Goal of the exercise ::
Only lines holding the word "post" should be copied from the material.

□ □ □ □ □

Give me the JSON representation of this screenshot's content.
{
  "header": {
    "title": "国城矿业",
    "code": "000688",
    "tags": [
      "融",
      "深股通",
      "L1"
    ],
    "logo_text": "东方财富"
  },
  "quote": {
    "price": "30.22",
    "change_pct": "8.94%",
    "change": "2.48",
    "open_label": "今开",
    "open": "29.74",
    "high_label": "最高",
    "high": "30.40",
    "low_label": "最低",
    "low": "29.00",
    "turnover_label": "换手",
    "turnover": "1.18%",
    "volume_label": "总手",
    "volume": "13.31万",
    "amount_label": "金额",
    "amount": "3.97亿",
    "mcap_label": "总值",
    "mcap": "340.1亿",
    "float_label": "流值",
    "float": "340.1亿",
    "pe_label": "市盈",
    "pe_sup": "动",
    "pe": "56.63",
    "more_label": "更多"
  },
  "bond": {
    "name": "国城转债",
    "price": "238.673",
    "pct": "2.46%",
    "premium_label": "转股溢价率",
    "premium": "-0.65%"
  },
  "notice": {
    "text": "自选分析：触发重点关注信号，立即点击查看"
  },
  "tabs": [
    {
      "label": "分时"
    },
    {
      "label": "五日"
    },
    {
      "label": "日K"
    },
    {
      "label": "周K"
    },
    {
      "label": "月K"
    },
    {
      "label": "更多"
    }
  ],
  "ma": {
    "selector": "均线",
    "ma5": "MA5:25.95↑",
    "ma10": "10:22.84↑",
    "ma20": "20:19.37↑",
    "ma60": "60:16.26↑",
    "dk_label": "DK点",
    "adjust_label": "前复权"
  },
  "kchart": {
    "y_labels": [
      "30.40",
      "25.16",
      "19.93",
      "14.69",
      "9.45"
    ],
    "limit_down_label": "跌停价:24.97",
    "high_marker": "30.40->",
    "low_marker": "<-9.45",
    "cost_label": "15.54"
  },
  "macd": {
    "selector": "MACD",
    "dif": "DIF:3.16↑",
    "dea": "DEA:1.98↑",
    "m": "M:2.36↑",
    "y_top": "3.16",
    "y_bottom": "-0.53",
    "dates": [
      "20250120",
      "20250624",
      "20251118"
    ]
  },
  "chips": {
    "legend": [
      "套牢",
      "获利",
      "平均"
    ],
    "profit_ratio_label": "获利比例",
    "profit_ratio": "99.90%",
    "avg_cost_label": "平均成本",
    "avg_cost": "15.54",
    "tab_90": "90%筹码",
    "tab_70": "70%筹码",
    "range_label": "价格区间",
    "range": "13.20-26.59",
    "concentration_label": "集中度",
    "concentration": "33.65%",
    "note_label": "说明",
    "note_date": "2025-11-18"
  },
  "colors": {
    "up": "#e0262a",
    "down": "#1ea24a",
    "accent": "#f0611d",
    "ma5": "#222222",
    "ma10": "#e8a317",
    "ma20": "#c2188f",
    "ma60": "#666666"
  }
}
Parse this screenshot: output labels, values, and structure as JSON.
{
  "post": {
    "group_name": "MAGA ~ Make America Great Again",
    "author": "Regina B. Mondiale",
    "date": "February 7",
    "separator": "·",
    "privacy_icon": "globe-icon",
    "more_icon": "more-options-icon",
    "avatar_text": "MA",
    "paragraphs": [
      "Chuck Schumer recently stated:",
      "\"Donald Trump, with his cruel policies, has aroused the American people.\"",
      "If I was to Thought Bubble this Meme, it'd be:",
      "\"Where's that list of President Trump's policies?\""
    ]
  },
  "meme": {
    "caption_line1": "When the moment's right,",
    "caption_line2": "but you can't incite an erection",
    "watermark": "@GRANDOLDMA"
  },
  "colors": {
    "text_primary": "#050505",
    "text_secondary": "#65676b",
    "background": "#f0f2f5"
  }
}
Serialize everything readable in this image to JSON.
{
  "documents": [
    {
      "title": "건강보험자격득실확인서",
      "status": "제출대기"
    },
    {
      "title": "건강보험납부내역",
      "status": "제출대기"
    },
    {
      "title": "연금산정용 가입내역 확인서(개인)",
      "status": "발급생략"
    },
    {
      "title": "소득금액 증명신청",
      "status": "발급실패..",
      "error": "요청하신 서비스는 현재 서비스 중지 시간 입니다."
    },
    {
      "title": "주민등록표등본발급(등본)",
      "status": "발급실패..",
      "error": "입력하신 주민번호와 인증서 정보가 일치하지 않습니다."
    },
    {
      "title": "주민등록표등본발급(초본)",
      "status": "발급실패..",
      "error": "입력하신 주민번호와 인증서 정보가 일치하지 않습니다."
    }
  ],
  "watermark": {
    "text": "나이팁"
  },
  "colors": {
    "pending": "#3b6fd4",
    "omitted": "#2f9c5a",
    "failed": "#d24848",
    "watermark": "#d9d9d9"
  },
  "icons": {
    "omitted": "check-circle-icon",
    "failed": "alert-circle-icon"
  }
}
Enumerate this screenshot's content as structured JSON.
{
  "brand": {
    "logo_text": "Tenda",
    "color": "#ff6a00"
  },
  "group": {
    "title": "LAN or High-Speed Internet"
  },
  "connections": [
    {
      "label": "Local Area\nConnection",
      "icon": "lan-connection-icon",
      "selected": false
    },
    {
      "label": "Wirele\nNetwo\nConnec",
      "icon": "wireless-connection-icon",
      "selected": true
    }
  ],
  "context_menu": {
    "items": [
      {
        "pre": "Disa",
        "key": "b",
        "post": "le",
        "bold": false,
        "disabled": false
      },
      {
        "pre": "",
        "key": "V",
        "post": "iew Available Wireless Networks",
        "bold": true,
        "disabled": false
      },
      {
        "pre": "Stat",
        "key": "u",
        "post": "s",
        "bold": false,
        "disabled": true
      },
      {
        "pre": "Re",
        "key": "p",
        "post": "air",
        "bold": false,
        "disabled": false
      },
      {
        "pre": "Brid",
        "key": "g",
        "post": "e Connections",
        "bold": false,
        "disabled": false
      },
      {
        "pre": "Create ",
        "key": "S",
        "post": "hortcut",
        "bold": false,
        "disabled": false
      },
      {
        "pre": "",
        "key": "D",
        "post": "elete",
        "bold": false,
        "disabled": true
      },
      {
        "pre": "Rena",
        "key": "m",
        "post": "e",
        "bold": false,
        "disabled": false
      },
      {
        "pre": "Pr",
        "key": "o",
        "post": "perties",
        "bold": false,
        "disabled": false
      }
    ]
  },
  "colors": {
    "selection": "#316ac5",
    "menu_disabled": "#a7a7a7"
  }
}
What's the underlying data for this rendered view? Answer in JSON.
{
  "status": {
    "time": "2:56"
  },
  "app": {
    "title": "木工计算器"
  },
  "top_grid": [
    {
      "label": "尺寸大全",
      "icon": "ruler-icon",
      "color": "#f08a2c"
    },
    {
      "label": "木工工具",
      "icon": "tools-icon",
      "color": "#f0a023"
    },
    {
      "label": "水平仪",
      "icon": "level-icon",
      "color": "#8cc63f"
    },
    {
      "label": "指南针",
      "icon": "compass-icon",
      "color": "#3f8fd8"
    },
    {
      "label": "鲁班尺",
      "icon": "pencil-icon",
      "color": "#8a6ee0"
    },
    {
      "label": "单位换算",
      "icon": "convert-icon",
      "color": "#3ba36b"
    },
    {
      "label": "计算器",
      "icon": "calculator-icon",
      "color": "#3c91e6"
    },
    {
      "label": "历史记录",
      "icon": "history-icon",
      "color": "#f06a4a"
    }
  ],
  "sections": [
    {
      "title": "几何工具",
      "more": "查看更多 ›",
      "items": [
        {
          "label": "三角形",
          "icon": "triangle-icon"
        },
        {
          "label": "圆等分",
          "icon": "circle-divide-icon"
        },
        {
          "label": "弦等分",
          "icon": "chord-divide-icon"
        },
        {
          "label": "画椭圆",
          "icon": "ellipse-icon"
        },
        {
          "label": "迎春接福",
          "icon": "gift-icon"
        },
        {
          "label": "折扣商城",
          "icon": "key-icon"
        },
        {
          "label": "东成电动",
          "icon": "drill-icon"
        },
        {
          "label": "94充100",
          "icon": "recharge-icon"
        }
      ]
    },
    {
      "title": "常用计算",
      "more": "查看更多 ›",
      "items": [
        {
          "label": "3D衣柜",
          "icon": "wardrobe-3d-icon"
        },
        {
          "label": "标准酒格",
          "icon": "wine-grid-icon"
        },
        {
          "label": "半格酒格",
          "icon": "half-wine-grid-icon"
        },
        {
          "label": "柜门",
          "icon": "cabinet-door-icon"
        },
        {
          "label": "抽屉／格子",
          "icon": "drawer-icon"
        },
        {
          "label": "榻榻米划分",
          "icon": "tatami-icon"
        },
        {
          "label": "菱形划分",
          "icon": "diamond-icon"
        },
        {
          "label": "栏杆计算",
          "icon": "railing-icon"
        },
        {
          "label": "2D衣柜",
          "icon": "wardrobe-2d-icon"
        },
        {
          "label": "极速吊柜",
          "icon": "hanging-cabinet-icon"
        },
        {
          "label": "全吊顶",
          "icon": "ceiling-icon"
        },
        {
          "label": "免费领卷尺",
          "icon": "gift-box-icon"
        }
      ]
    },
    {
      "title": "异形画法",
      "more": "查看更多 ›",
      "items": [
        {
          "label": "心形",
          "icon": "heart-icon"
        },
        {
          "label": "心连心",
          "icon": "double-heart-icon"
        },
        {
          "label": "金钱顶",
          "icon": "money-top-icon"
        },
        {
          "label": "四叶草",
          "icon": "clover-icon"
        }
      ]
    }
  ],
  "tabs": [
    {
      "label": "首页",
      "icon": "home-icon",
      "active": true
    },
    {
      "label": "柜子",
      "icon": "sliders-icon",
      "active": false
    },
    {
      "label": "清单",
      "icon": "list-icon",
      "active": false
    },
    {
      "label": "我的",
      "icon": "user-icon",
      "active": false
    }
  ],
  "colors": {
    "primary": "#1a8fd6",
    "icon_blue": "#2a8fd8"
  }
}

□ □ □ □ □

Reply ::
  "post": {
        "post": "le",
        "post": "iew Available Wireless Networks",
        "post": "s",
        "post": "air",
        "post": "e Connections",
        "post": "hortcut",
        "post": "elete",
        "post": "e",
        "post": "perties",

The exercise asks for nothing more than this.